RETAIL AND RESTAURANTS ARE SEEING MORE ACTIVITY, BUT A WORKER SHORTAGE COULD STALL ECONOMIC PROGRESS

Retail was one of the most negatively impacted sectors during the pandemic. However, different types of retail were impacted in different ways. Brick and mortar retail took a heavy hit when consumers switched to online shopping. University Park Mall in Mishawaka suffered a decline in foot traffic, which resulted in a dozen store closures.¹ Malls will likely continue to lose stores, now that e-commerce effectively changed consumer behaviors.

Restaurants in South Bend are getting some relief due to a new initiative called Hit Refresh. The city is using its economic development income tax money to pay for the construction of curbside seating in parking spots outside three restaurants: The General Deli, Chicory Café and Taqueria Chicago. These restaurants are part of a pilot program to see if curbside seating will help restaurants through the rest of the pandemic. The city plans to reimburse the tax money with funds received from the federal American Rescue Plan. Hit Refresh will allow the city to determine if it should introduce policies that will allow for more curbside seating into the summer and after the pandemic.²

Various new grocers and restaurants are opening around town:

  • Eddy Street Commons will have a few openings this year.
  • Trader Joe’s is under construction and should open in Q3 2021. Noodles & Company is also planning a new location.
  • Culver’s is opening in Granger at 13145 Indiana State Road 23.
  • The Chief Ice Cream based in Goshen is opening a second location in Granger off Indiana State Road 23.
  • Coach’s Sports Bar and Grill will be demolished and turned into a Drive & Shine car wash on South Bend Avenue.
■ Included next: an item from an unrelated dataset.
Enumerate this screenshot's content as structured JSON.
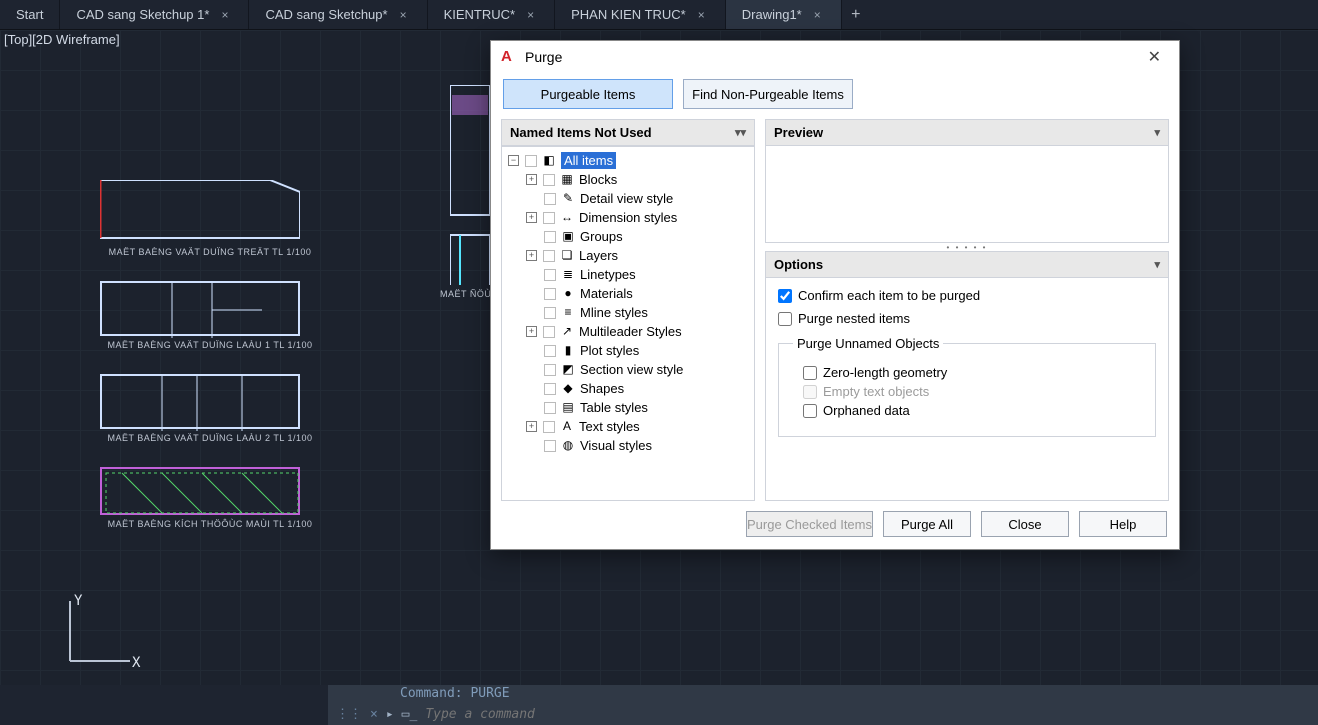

Along with some retailers, the Morris Performing Arts Center in South Bend is receiving much-needed upgrades. Renovation will begin in August and have a multi-year timeline. Improvements include: A new roof, new HVAC system, new parking structure, new seats with cup holders, additional elevator, and more. These extensive improvements will help to draw in more patrons for future performances.³

Like retail and restaurants around the country, the South Bend market is struggling to find enough employees. The lack of workers could slow the rebound in South Bend’s retail industry.

Trends

  • Restaurants are still struggling and are taking creative measures to stay afloat and provide enough socially distanced space for patrons.
  • As vaccinations roll out and warmer weather comes, restaurants should expect to see more demand.
  • Creative conversions of retail space may be necessary for some struggling retail owners. Switching traditional retail space into medical office is a trend that will most likely continue.

GRAPE ROAD RETAIL CORRIDOR VACANCY RANGE BY PROPERTY CLASS

Source: Bradley Company

GRAPE ROAD RETAIL CORRIDOR GRANGER VS MISHAWAKA VACANCY BY SQUARE FOOT

Source: Bradley Company

GRAPE ROAD RETAIL CORRIDOR VACANCY BY PROPERTY

Source: Bradley Company